Here are some facts you should note: (1) a broker was sued in Virginia for not disclosing the fact that a home had polybutylene plumbing, (2) a property management firm is being sued for non-disclosure in the condo resale certificates, and (3) an inspection company was sued for failing to disclose poly in a hotel property.
We've tried to outline some of the issues you are facing--or will be facing. If you have any additional questions, please feel free to call us. We also offer FREE presentations to real estate professionals, either in your office or at association meetings. Please call us for more details on presentations in your area.
What's going on? The bottom line is...Courts continue to move away from "Buyer Beware" defenses. Different jurisdictions have different statutory requirements regarding disclosure, but the general atmosphere in the legal system is away from Caveat Emptor. Judges are looking at "what is the right thing to do."
Stay ahead of the pack on this problem. As homes with poly age, the rate of poly leaks will increase dramatically. This is a multi-billion dollar problem in homes throughout the United States. Here are some tips to consider...
1. Representing a Buyer:
A. Ask the Listing agent if the home has poly. If it does, ask if they are going to replace it with copper or reduce the price of the home so your Buyer can replace the poly before they move in.
B. Conduct a visual inspection for gray poly pipes. Look under the sinks, around the hot water heater and in exposed basements. If you see gray pipes, you have a poly problem. As for the underground main, please reference our web page "How Do I Get Rid Of Polybutylene".
C. If you're not sure if the home has poly, order a home inspection or call Plumbing Express - 800-501-7702.
D. If the home has poly, be sure to disclose this material fact, in writing, to your client. If you fail to disclose this problem, and they buy the home with poly, when it leaks, they will most likely want to know why you didn't warn them.
E. Disclosure Issues -
(1) Hundreds of Thousands of Poly Leaks,
(2) Potential for Catastrophic Damage from a Single Leak,
(3) Real Estate Professionals should have a waiver agreement for their Buyers to sign.
F. There are a lot of homes on the market with copper plumbing. Either sell them a home with copper or make sure the poly is replaced with copper.
G. Be sure to give every potential Buyer a Poly Information Kit. They are available FREE from Plumbing Express.
2. Representing a Seller:
A. Homes with copper sell faster and with less headaches!
B. Sellers and sellers' agents may be at risk for selling homes with poly pipes when the pipes leak. We have seen homes with more than $100,000 in damages from a single leak.
C. Provide your Seller with a Poly Information Kit. Explain the issues, and let them know that an average replumbing takes about a week. Most important, they will now be able to feature a home with copper and a 40 year warranty. That's a powerful selling point.

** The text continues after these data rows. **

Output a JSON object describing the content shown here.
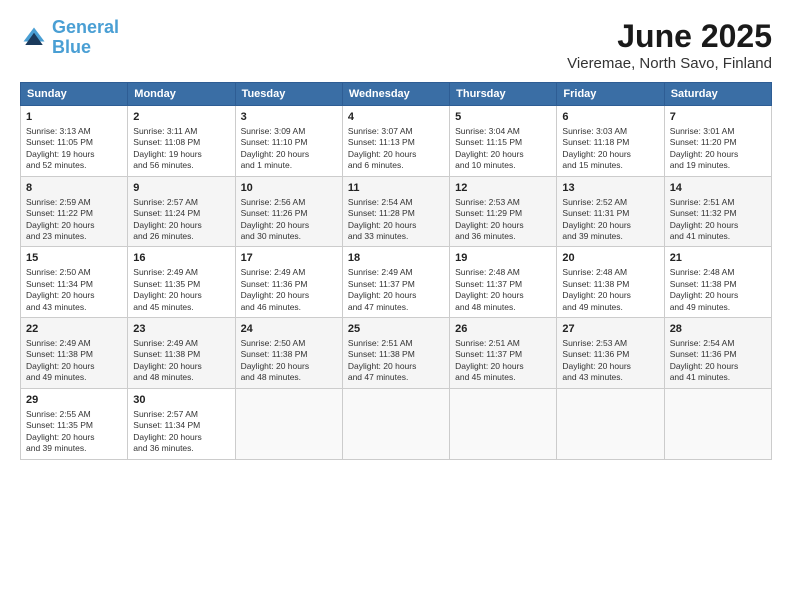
{
  "logo": {
    "line1": "General",
    "line2": "Blue"
  },
  "title": "June 2025",
  "subtitle": "Vieremae, North Savo, Finland",
  "header_days": [
    "Sunday",
    "Monday",
    "Tuesday",
    "Wednesday",
    "Thursday",
    "Friday",
    "Saturday"
  ],
  "weeks": [
    [
      {
        "day": "1",
        "info": "Sunrise: 3:13 AM\nSunset: 11:05 PM\nDaylight: 19 hours\nand 52 minutes."
      },
      {
        "day": "2",
        "info": "Sunrise: 3:11 AM\nSunset: 11:08 PM\nDaylight: 19 hours\nand 56 minutes."
      },
      {
        "day": "3",
        "info": "Sunrise: 3:09 AM\nSunset: 11:10 PM\nDaylight: 20 hours\nand 1 minute."
      },
      {
        "day": "4",
        "info": "Sunrise: 3:07 AM\nSunset: 11:13 PM\nDaylight: 20 hours\nand 6 minutes."
      },
      {
        "day": "5",
        "info": "Sunrise: 3:04 AM\nSunset: 11:15 PM\nDaylight: 20 hours\nand 10 minutes."
      },
      {
        "day": "6",
        "info": "Sunrise: 3:03 AM\nSunset: 11:18 PM\nDaylight: 20 hours\nand 15 minutes."
      },
      {
        "day": "7",
        "info": "Sunrise: 3:01 AM\nSunset: 11:20 PM\nDaylight: 20 hours\nand 19 minutes."
      }
    ],
    [
      {
        "day": "8",
        "info": "Sunrise: 2:59 AM\nSunset: 11:22 PM\nDaylight: 20 hours\nand 23 minutes."
      },
      {
        "day": "9",
        "info": "Sunrise: 2:57 AM\nSunset: 11:24 PM\nDaylight: 20 hours\nand 26 minutes."
      },
      {
        "day": "10",
        "info": "Sunrise: 2:56 AM\nSunset: 11:26 PM\nDaylight: 20 hours\nand 30 minutes."
      },
      {
        "day": "11",
        "info": "Sunrise: 2:54 AM\nSunset: 11:28 PM\nDaylight: 20 hours\nand 33 minutes."
      },
      {
        "day": "12",
        "info": "Sunrise: 2:53 AM\nSunset: 11:29 PM\nDaylight: 20 hours\nand 36 minutes."
      },
      {
        "day": "13",
        "info": "Sunrise: 2:52 AM\nSunset: 11:31 PM\nDaylight: 20 hours\nand 39 minutes."
      },
      {
        "day": "14",
        "info": "Sunrise: 2:51 AM\nSunset: 11:32 PM\nDaylight: 20 hours\nand 41 minutes."
      }
    ],
    [
      {
        "day": "15",
        "info": "Sunrise: 2:50 AM\nSunset: 11:34 PM\nDaylight: 20 hours\nand 43 minutes."
      },
      {
        "day": "16",
        "info": "Sunrise: 2:49 AM\nSunset: 11:35 PM\nDaylight: 20 hours\nand 45 minutes."
      },
      {
        "day": "17",
        "info": "Sunrise: 2:49 AM\nSunset: 11:36 PM\nDaylight: 20 hours\nand 46 minutes."
      },
      {
        "day": "18",
        "info": "Sunrise: 2:49 AM\nSunset: 11:37 PM\nDaylight: 20 hours\nand 47 minutes."
      },
      {
        "day": "19",
        "info": "Sunrise: 2:48 AM\nSunset: 11:37 PM\nDaylight: 20 hours\nand 48 minutes."
      },
      {
        "day": "20",
        "info": "Sunrise: 2:48 AM\nSunset: 11:38 PM\nDaylight: 20 hours\nand 49 minutes."
      },
      {
        "day": "21",
        "info": "Sunrise: 2:48 AM\nSunset: 11:38 PM\nDaylight: 20 hours\nand 49 minutes."
      }
    ],
    [
      {
        "day": "22",
        "info": "Sunrise: 2:49 AM\nSunset: 11:38 PM\nDaylight: 20 hours\nand 49 minutes."
      },
      {
        "day": "23",
        "info": "Sunrise: 2:49 AM\nSunset: 11:38 PM\nDaylight: 20 hours\nand 48 minutes."
      },
      {
        "day": "24",
        "info": "Sunrise: 2:50 AM\nSunset: 11:38 PM\nDaylight: 20 hours\nand 48 minutes."
      },
      {
        "day": "25",
        "info": "Sunrise: 2:51 AM\nSunset: 11:38 PM\nDaylight: 20 hours\nand 47 minutes."
      },
      {
        "day": "26",
        "info": "Sunrise: 2:51 AM\nSunset: 11:37 PM\nDaylight: 20 hours\nand 45 minutes."
      },
      {
        "day": "27",
        "info": "Sunrise: 2:53 AM\nSunset: 11:36 PM\nDaylight: 20 hours\nand 43 minutes."
      },
      {
        "day": "28",
        "info": "Sunrise: 2:54 AM\nSunset: 11:36 PM\nDaylight: 20 hours\nand 41 minutes."
      }
    ],
    [
      {
        "day": "29",
        "info": "Sunrise: 2:55 AM\nSunset: 11:35 PM\nDaylight: 20 hours\nand 39 minutes."
      },
      {
        "day": "30",
        "info": "Sunrise: 2:57 AM\nSunset: 11:34 PM\nDaylight: 20 hours\nand 36 minutes."
      },
      null,
      null,
      null,
      null,
      null
    ]
  ]
}
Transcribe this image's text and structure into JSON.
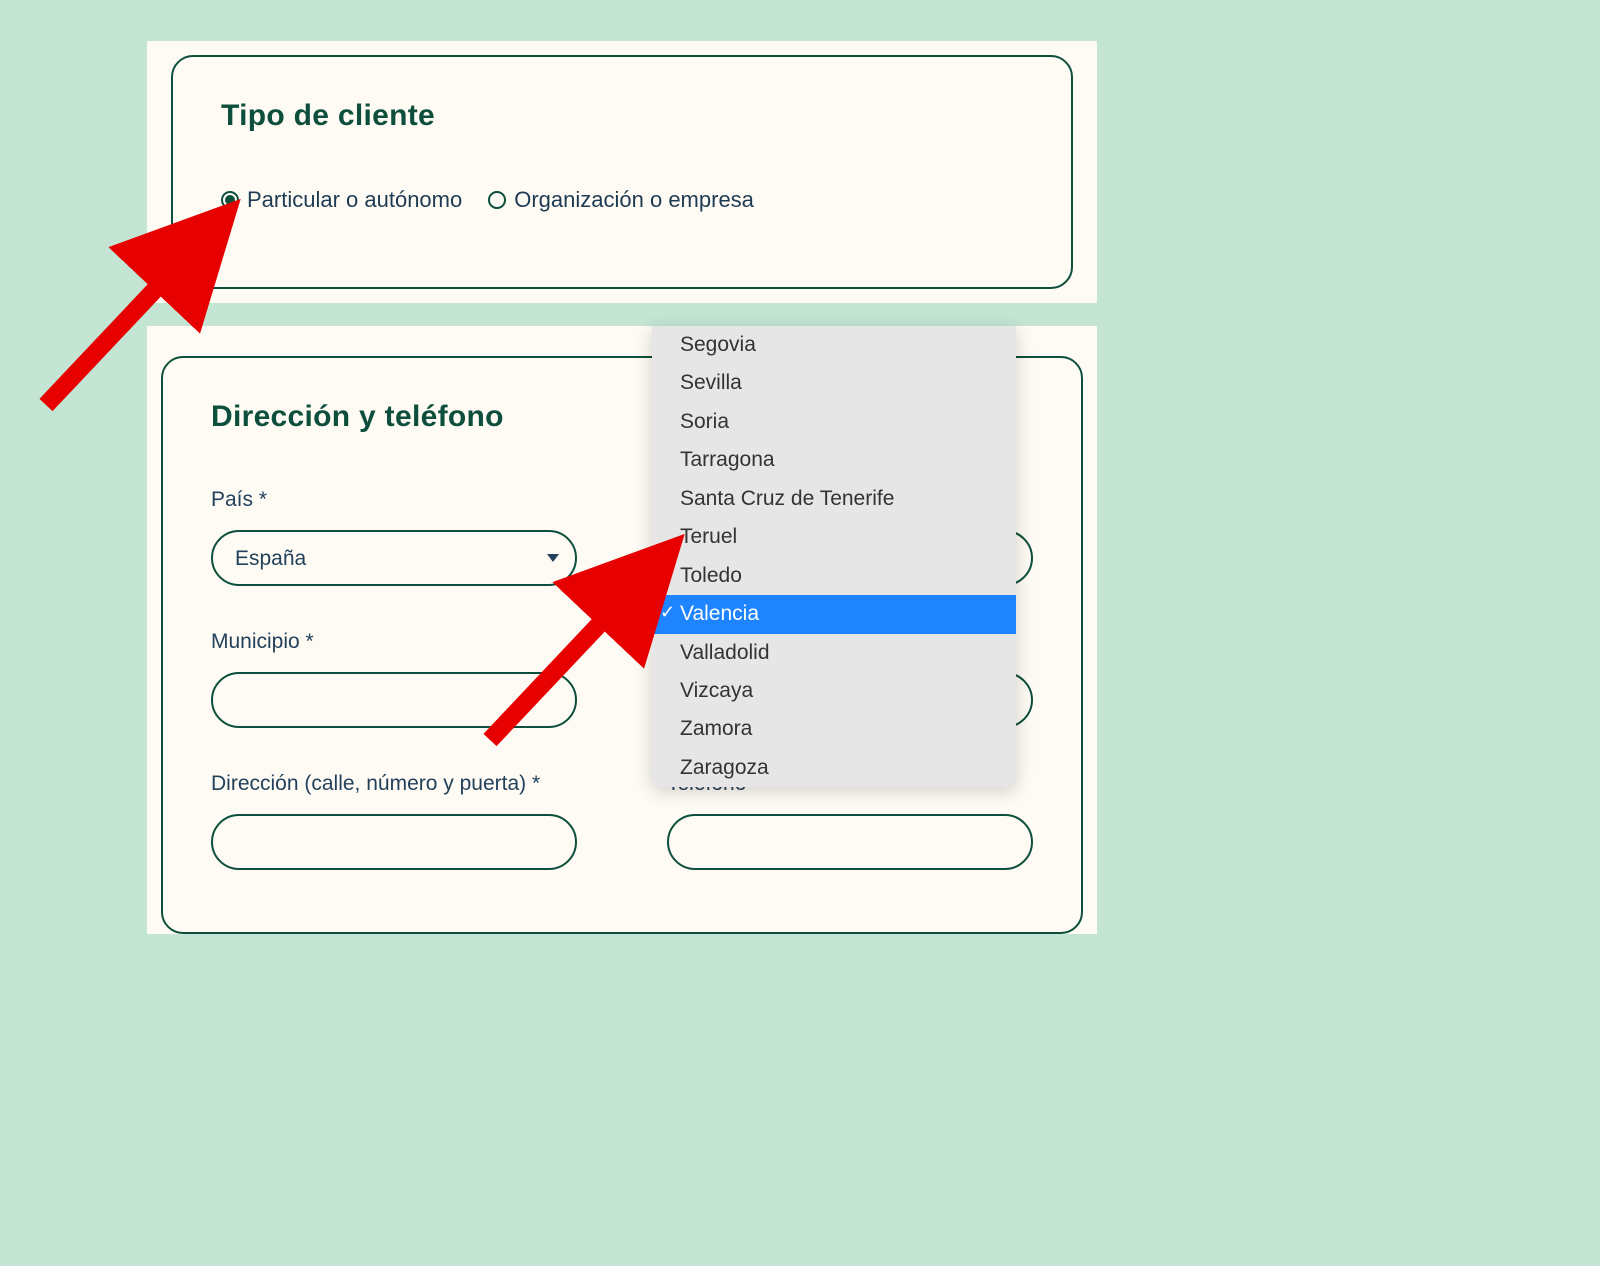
{
  "client_type": {
    "title": "Tipo de cliente",
    "options": {
      "particular": "Particular o autónomo",
      "org": "Organización o empresa"
    },
    "selected": "particular"
  },
  "address": {
    "title": "Dirección y teléfono",
    "labels": {
      "pais": "País *",
      "municipio": "Municipio *",
      "direccion": "Dirección (calle, número y puerta) *",
      "telefono": "Teléfono *"
    },
    "values": {
      "pais": "España",
      "municipio": "",
      "direccion": "",
      "telefono": ""
    }
  },
  "dropdown": {
    "items": [
      "Segovia",
      "Sevilla",
      "Soria",
      "Tarragona",
      "Santa Cruz de Tenerife",
      "Teruel",
      "Toledo",
      "Valencia",
      "Valladolid",
      "Vizcaya",
      "Zamora",
      "Zaragoza"
    ],
    "selected": "Valencia"
  }
}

D. If the Seller wants to ignore the poly issue, ask them to sign a Release Agreement, indemnifying you of all potential liability.
3. The Solution:
A. Not sure a home has poly? Check for a gray plastic pipe under sinks or in exposed areas in the basement or attic. If you're still not sure, call us.
B. The cost of a replumb is about the same as a recarpet.
C. An average job takes less than a week. And your client can remain in the home with water service restored each evening after the technicians finish the day's work.